### TASK DESCRIPTION
Please print the whole of the listing that follows exactly.

### DATA PROVIDED
┌──
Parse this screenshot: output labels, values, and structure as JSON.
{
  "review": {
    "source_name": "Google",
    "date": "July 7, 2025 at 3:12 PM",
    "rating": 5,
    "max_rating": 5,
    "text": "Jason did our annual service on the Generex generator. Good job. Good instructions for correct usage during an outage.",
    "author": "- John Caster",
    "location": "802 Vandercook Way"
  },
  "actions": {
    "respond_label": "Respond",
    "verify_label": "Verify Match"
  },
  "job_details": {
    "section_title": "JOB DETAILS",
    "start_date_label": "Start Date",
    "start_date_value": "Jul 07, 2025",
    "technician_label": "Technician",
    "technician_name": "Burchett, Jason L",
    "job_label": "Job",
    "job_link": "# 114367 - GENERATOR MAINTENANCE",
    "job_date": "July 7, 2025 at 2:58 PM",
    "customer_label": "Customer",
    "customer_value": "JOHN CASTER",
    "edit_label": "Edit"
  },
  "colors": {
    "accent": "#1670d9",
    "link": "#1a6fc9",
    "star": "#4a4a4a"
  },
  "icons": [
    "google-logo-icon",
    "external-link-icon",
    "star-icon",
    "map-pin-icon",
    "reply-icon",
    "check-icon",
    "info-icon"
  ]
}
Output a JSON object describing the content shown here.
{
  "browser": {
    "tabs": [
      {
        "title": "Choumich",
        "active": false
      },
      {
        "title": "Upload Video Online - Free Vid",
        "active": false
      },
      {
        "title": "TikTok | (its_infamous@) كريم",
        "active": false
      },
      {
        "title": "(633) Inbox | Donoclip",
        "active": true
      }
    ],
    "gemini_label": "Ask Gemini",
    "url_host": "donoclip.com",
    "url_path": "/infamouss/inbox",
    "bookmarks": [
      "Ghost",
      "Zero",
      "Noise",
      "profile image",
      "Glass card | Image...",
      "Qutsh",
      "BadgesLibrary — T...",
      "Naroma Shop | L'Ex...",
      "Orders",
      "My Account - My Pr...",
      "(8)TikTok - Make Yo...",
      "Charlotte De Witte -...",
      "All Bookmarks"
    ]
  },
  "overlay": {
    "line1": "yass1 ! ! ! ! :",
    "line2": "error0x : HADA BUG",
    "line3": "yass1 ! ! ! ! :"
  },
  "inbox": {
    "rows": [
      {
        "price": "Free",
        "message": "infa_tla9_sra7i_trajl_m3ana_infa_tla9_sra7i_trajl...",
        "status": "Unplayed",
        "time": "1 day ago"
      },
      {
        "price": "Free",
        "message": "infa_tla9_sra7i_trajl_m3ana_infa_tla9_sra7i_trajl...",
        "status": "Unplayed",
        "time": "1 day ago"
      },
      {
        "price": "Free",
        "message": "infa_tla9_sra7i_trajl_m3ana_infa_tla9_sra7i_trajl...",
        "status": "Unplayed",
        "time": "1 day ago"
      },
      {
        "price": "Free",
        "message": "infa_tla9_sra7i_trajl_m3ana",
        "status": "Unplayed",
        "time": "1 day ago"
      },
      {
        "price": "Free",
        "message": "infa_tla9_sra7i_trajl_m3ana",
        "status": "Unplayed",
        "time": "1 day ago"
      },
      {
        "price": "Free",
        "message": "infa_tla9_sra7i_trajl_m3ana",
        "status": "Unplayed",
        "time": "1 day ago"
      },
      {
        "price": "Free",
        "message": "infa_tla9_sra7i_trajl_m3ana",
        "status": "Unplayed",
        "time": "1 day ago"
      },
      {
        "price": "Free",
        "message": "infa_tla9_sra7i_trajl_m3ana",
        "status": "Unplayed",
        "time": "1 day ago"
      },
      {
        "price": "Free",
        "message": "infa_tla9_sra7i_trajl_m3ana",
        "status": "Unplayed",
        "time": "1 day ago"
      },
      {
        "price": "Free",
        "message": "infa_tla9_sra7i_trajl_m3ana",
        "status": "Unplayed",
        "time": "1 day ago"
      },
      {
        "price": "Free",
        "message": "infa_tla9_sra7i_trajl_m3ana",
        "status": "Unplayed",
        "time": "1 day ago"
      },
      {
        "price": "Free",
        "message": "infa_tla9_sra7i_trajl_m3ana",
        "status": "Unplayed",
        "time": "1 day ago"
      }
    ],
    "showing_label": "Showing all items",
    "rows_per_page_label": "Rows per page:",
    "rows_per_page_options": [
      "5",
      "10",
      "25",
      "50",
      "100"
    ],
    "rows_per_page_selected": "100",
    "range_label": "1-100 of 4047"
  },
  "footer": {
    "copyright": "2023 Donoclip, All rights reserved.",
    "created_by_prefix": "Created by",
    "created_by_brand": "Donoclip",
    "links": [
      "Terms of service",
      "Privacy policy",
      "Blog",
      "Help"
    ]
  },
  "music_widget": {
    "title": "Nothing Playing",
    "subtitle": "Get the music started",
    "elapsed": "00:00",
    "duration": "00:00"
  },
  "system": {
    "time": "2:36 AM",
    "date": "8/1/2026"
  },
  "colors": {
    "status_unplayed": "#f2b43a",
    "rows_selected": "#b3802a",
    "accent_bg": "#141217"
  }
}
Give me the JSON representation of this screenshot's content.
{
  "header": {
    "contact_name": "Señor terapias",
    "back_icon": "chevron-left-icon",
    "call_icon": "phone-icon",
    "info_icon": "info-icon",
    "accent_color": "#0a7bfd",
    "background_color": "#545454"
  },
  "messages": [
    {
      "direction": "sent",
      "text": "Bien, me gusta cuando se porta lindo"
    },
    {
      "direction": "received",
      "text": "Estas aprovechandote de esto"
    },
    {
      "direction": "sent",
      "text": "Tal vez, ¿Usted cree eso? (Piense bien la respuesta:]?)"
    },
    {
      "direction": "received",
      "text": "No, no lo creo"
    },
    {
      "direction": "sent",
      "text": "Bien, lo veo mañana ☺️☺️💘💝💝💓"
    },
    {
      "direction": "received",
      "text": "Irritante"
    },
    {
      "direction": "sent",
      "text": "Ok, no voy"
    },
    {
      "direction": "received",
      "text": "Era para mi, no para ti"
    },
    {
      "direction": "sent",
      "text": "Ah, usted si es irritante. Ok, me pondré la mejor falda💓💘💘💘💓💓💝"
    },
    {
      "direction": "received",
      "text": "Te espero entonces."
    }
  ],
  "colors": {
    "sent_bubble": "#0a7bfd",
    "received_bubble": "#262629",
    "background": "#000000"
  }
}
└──
### WRITTEN SOLUTION
Parse this screenshot: output labels, values, and structure as JSON.
{
  "review": {
    "source_name": "Google",
    "date": "July 7, 2025 at 3:12 PM",
    "rating": 5,
    "max_rating": 5,
    "text": "Jason did our annual service on the Generex generator. Good job. Good instructions for correct usage during an outage.",
    "author": "- John Caster",
    "location": "802 Vandercook Way"
  },
  "actions": {
    "respond_label": "Respond",
    "verify_label": "Verify Match"
  },
  "job_details": {
    "section_title": "JOB DETAILS",
    "start_date_label": "Start Date",
    "start_date_value": "Jul 07, 2025",
    "technician_label": "Technician",
    "technician_name": "Burchett, Jason L",
    "job_label": "Job",
    "job_link": "# 114367 - GENERATOR MAINTENANCE",
    "job_date": "July 7, 2025 at 2:58 PM",
    "customer_label": "Customer",
    "customer_value": "JOHN CASTER",
    "edit_label": "Edit"
  },
  "colors": {
    "accent": "#1670d9",
    "link": "#1a6fc9",
    "star": "#4a4a4a"
  },
  "icons": [
    "google-logo-icon",
    "external-link-icon",
    "star-icon",
    "map-pin-icon",
    "reply-icon",
    "check-icon",
    "info-icon"
  ]
}
Output a JSON object describing the content shown here.
{
  "browser": {
    "tabs": [
      {
        "title": "Choumich",
        "active": false
      },
      {
        "title": "Upload Video Online - Free Vid",
        "active": false
      },
      {
        "title": "TikTok | (its_infamous@) كريم",
        "active": false
      },
      {
        "title": "(633) Inbox | Donoclip",
        "active": true
      }
    ],
    "gemini_label": "Ask Gemini",
    "url_host": "donoclip.com",
    "url_path": "/infamouss/inbox",
    "bookmarks": [
      "Ghost",
      "Zero",
      "Noise",
      "profile image",
      "Glass card | Image...",
      "Qutsh",
      "BadgesLibrary — T...",
      "Naroma Shop | L'Ex...",
      "Orders",
      "My Account - My Pr...",
      "(8)TikTok - Make Yo...",
      "Charlotte De Witte -...",
      "All Bookmarks"
    ]
  },
  "overlay": {
    "line1": "yass1 ! ! ! ! :",
    "line2": "error0x : HADA BUG",
    "line3": "yass1 ! ! ! ! :"
  },
  "inbox": {
    "rows": [
      {
        "price": "Free",
        "message": "infa_tla9_sra7i_trajl_m3ana_infa_tla9_sra7i_trajl...",
        "status": "Unplayed",
        "time": "1 day ago"
      },
      {
        "price": "Free",
        "message": "infa_tla9_sra7i_trajl_m3ana_infa_tla9_sra7i_trajl...",
        "status": "Unplayed",
        "time": "1 day ago"
      },
      {
        "price": "Free",
        "message": "infa_tla9_sra7i_trajl_m3ana_infa_tla9_sra7i_trajl...",
        "status": "Unplayed",
        "time": "1 day ago"
      },
      {
        "price": "Free",
        "message": "infa_tla9_sra7i_trajl_m3ana",
        "status": "Unplayed",
        "time": "1 day ago"
      },
      {
        "price": "Free",
        "message": "infa_tla9_sra7i_trajl_m3ana",
        "status": "Unplayed",
        "time": "1 day ago"
      },
      {
        "price": "Free",
        "message": "infa_tla9_sra7i_trajl_m3ana",
        "status": "Unplayed",
        "time": "1 day ago"
      },
      {
        "price": "Free",
        "message": "infa_tla9_sra7i_trajl_m3ana",
        "status": "Unplayed",
        "time": "1 day ago"
      },
      {
        "price": "Free",
        "message": "infa_tla9_sra7i_trajl_m3ana",
        "status": "Unplayed",
        "time": "1 day ago"
      },
      {
        "price": "Free",
        "message": "infa_tla9_sra7i_trajl_m3ana",
        "status": "Unplayed",
        "time": "1 day ago"
      },
      {
        "price": "Free",
        "message": "infa_tla9_sra7i_trajl_m3ana",
        "status": "Unplayed",
        "time": "1 day ago"
      },
      {
        "price": "Free",
        "message": "infa_tla9_sra7i_trajl_m3ana",
        "status": "Unplayed",
        "time": "1 day ago"
      },
      {
        "price": "Free",
        "message": "infa_tla9_sra7i_trajl_m3ana",
        "status": "Unplayed",
        "time": "1 day ago"
      }
    ],
    "showing_label": "Showing all items",
    "rows_per_page_label": "Rows per page:",
    "rows_per_page_options": [
      "5",
      "10",
      "25",
      "50",
      "100"
    ],
    "rows_per_page_selected": "100",
    "range_label": "1-100 of 4047"
  },
  "footer": {
    "copyright": "2023 Donoclip, All rights reserved.",
    "created_by_prefix": "Created by",
    "created_by_brand": "Donoclip",
    "links": [
      "Terms of service",
      "Privacy policy",
      "Blog",
      "Help"
    ]
  },
  "music_widget": {
    "title": "Nothing Playing",
    "subtitle": "Get the music started",
    "elapsed": "00:00",
    "duration": "00:00"
  },
  "system": {
    "time": "2:36 AM",
    "date": "8/1/2026"
  },
  "colors": {
    "status_unplayed": "#f2b43a",
    "rows_selected": "#b3802a",
    "accent_bg": "#141217"
  }
}
Give me the JSON representation of this screenshot's content.
{
  "header": {
    "contact_name": "Señor terapias",
    "back_icon": "chevron-left-icon",
    "call_icon": "phone-icon",
    "info_icon": "info-icon",
    "accent_color": "#0a7bfd",
    "background_color": "#545454"
  },
  "messages": [
    {
      "direction": "sent",
      "text": "Bien, me gusta cuando se porta lindo"
    },
    {
      "direction": "received",
      "text": "Estas aprovechandote de esto"
    },
    {
      "direction": "sent",
      "text": "Tal vez, ¿Usted cree eso? (Piense bien la respuesta:]?)"
    },
    {
      "direction": "received",
      "text": "No, no lo creo"
    },
    {
      "direction": "sent",
      "text": "Bien, lo veo mañana ☺️☺️💘💝💝💓"
    },
    {
      "direction": "received",
      "text": "Irritante"
    },
    {
      "direction": "sent",
      "text": "Ok, no voy"
    },
    {
      "direction": "received",
      "text": "Era para mi, no para ti"
    },
    {
      "direction": "sent",
      "text": "Ah, usted si es irritante. Ok, me pondré la mejor falda💓💘💘💘💓💓💝"
    },
    {
      "direction": "received",
      "text": "Te espero entonces."
    }
  ],
  "colors": {
    "sent_bubble": "#0a7bfd",
    "received_bubble": "#262629",
    "background": "#000000"
  }
}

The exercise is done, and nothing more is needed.